Tell people their gas taxes are going up and they will riot, literally. Tell people that 62 individuals hold the same amount of wealth as the 3.7 billion people who make up the poorest half of the world’s population and we don’t blink an eye. Okay, maybe we do a hard blink but we certainly don’t riot. Or perhaps gas tax riots are actually severe wealth inequality riots in disguise?
France has been embroiled in mass and violent protests to proposed diesel and gas tax increases that have forced France’s government to suspend its plans to increase taxes and to also immediately freeze prices on electricity and home heating fuel. The proposed taxes, meant to curb climate change by weaning motorists off petroleum products and to generate funding for renewable energy projects, were received negatively by several sectors of the French population. Their message carried out by the “gilets jaunes” (yellow vest) movement resulted in violent protests in Paris and caused four deaths.
A number of U.S. publications chimed in on the French protests claiming they show a Global Carbon Tax Revolt, claiming that people from Washington to Ontario to France are saying no to taxing carbon. But what they conveniently portray as a revolt on carbon taxes (which happens to match their ideological opposition to climate action) I see as a sign of frustration and impotence over massive wealth inequality.
Let me explain.
In the U.S. and France the cost of living continues to increase while wages and earnings stagnate for most. At the same time the top earners seem to accumulate all the wealth.
Wealth inequality has widened all over the world, leaving many people struggling who previously enjoyed more secure prosperity. In the U.S. and France the cost of living continues to increase while wages and earnings stagnate for most. At the same time the top earners seem to accumulate all the wealth: in 2017 Oxfam reported that the top one percent secured 82 percent of all wealth while the bottom 3.7 billion who make up the poorest of the world saw no increase in their wealth. Favorable tax policies for the rich in the U.S. and France’s recently approved budget show signs of exacerbating wealth inequality in those countries, leaving people with scarce resources contributing greater amounts of their income to basic necessities like housing, food, health care, education, and transportation. And when government needs to step in to rescue someone from economic collapse, it seems to only bail out corporations like banks, automakers, and utilities. Regular citizens do not seem to enjoy the same level of concern from decision makers about our economic well being.
But why do people riot over gas taxes and not massive wealth inequality? Because we feel the economic pain from a gas tax increase more intensely and immediately than structural systems that help a very small set of people to accumulate wealth. All people can understand a gas tax increase. Very few people can explain the income ramifications from the 2017 tax reform approved in the U.S., the largest tax reform of last 31 years.

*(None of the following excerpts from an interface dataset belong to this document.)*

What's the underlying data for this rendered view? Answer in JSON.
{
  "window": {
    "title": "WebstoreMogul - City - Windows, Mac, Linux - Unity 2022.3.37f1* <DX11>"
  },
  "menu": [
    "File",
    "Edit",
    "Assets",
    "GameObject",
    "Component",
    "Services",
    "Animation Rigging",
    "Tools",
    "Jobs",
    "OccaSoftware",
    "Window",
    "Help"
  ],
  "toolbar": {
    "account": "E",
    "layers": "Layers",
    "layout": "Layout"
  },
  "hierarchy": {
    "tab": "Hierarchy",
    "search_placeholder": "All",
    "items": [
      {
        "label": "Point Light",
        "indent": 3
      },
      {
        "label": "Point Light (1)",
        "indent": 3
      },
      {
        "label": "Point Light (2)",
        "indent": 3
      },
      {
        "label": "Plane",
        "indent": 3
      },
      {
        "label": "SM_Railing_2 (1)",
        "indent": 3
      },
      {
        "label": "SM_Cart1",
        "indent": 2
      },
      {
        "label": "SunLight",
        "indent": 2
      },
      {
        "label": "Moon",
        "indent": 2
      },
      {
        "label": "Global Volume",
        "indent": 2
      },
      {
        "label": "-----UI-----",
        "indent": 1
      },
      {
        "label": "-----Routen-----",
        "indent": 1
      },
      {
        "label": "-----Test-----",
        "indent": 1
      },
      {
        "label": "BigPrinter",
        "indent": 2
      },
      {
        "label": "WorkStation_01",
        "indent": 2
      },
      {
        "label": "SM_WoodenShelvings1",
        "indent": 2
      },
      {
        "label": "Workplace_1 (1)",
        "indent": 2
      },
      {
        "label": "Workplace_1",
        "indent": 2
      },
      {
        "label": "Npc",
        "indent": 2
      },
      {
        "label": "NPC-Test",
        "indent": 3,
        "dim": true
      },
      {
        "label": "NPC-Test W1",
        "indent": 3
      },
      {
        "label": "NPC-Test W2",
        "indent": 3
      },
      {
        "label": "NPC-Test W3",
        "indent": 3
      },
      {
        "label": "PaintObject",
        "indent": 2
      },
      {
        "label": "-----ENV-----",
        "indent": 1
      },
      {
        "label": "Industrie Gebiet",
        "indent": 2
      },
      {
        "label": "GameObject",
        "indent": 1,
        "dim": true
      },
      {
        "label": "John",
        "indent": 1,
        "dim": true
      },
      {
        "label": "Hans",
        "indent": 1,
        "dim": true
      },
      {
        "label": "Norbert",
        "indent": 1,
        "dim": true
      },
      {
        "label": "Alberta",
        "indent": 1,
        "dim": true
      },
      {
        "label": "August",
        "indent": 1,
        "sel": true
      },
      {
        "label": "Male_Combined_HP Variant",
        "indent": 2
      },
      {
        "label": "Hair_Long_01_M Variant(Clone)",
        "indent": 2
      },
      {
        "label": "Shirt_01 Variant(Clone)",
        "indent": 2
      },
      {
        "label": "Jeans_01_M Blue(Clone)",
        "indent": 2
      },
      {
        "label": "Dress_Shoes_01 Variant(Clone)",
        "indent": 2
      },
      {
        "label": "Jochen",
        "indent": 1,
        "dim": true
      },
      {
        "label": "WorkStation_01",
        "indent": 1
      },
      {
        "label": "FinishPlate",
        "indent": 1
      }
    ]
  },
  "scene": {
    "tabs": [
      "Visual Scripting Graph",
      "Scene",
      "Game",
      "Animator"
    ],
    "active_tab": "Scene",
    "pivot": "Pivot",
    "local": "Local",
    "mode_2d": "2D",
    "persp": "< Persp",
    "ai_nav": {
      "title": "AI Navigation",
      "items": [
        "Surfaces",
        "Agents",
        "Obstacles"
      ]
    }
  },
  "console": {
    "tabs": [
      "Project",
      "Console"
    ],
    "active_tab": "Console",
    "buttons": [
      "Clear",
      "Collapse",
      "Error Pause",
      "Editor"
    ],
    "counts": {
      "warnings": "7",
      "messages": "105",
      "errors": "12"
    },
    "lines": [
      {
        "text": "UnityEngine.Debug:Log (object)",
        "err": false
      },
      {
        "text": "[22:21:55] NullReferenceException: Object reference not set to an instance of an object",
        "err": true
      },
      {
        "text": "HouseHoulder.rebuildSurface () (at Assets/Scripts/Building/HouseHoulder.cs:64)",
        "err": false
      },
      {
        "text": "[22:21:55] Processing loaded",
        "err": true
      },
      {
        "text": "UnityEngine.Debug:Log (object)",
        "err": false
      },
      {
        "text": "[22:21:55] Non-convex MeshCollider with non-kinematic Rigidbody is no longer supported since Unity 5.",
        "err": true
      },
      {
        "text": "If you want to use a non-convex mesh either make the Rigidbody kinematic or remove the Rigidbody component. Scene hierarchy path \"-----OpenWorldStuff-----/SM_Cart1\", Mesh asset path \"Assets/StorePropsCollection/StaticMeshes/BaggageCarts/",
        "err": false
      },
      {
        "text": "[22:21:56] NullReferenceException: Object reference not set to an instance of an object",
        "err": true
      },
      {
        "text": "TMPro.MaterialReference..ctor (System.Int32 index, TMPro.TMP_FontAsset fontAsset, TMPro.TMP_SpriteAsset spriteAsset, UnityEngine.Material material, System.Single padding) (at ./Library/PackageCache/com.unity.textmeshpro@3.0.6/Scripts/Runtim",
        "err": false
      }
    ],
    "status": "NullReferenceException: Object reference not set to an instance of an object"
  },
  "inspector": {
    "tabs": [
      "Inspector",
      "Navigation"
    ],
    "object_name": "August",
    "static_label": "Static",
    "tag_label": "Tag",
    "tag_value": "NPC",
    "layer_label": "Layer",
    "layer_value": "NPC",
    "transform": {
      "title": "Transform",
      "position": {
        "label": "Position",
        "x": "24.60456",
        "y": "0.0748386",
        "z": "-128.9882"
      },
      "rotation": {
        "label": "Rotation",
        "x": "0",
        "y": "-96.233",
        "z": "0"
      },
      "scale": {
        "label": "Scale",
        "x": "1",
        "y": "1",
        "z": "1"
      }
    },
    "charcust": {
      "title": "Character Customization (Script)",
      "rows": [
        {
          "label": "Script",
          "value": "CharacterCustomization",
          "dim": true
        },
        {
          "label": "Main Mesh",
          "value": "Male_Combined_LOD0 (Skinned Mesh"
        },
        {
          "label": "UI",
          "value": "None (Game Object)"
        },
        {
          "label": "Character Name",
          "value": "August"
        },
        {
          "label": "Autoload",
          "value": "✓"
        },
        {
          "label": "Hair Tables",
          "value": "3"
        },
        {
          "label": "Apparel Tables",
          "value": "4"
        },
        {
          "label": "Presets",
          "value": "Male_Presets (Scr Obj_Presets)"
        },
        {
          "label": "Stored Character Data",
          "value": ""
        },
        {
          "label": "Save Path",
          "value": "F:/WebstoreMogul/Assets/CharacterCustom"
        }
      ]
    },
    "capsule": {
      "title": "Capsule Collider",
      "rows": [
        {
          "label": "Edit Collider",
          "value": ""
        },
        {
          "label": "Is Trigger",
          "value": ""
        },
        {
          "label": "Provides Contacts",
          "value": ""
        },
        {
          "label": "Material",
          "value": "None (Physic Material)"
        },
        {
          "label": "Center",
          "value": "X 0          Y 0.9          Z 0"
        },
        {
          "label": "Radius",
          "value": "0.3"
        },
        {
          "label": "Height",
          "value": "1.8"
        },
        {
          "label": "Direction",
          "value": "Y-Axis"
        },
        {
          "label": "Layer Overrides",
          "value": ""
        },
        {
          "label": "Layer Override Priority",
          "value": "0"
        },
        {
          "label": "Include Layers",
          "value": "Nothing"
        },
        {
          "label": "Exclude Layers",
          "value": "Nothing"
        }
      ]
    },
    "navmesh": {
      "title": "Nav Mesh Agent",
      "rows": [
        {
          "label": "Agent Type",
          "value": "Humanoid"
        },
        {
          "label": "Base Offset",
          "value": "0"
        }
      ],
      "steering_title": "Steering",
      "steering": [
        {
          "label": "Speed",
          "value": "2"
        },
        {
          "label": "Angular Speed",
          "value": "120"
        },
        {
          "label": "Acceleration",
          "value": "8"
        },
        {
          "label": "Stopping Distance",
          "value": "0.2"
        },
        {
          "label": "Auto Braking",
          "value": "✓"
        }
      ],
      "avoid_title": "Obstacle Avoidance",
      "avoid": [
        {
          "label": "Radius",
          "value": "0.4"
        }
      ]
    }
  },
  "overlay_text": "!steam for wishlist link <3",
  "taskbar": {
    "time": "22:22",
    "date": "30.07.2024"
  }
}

California has not been able to address our own income inequality challenges, and while our residents continue to support ambitious government action to fight climate change we have to be very intentional about implementing strategies that fight poverty and pollution at the same time.
In my opinion, the French gas tax riots stem from the same place as growing resentment towards immigrants globally, increased scrutiny over social welfare and entitlements, and growing right wing populist movements: scarcity. People wouldn’t riot over a gas tax if they could afford it. Instead, people in France are rioting and some media outlets in the U.S. blame it on the French elite supposedly pushing their climate agenda on the people. They are wrong.
My proof is California. In the world’s fifth largest economy, residents of California have made it abundantly clear that we want our state government to act on climate. We’ve been pricing carbon since 2013, collecting over $8 billion from polluters to invest in our state to fight climate change. In our most recent election we also soundly defeated an effort to repeal a gas tax approved by the California legislature in 2017, which has invested almost $10 billion to improve the state transportation infrastructure. And there is no sign of our residents slowing down our ambition and urgency to combat climate change, having recently approved an effort to generate 100% renewable energy by 2045.
And while all these actions are good news for climate policy and California, there are warning signs from France’s gas tax riots. California has not been able to address our own income inequality challenges, and while our residents continue to support ambitious government action to fight climate change we have to be very intentional about implementing strategies that fight poverty and pollution at the same time. In fact, we are not pricing carbon nearly high enough to ramp down our use of fossil fuels; so if we want California residents to continue to support our fight against climate change we must address income inequality. We must do this not so people can afford to pay higher taxes on fossil fuels but so that people can afford to live, work, play, learn, and prosper in a world that is healthy, resilient, equitable and thriving. Meaning a world free of fossil fuels.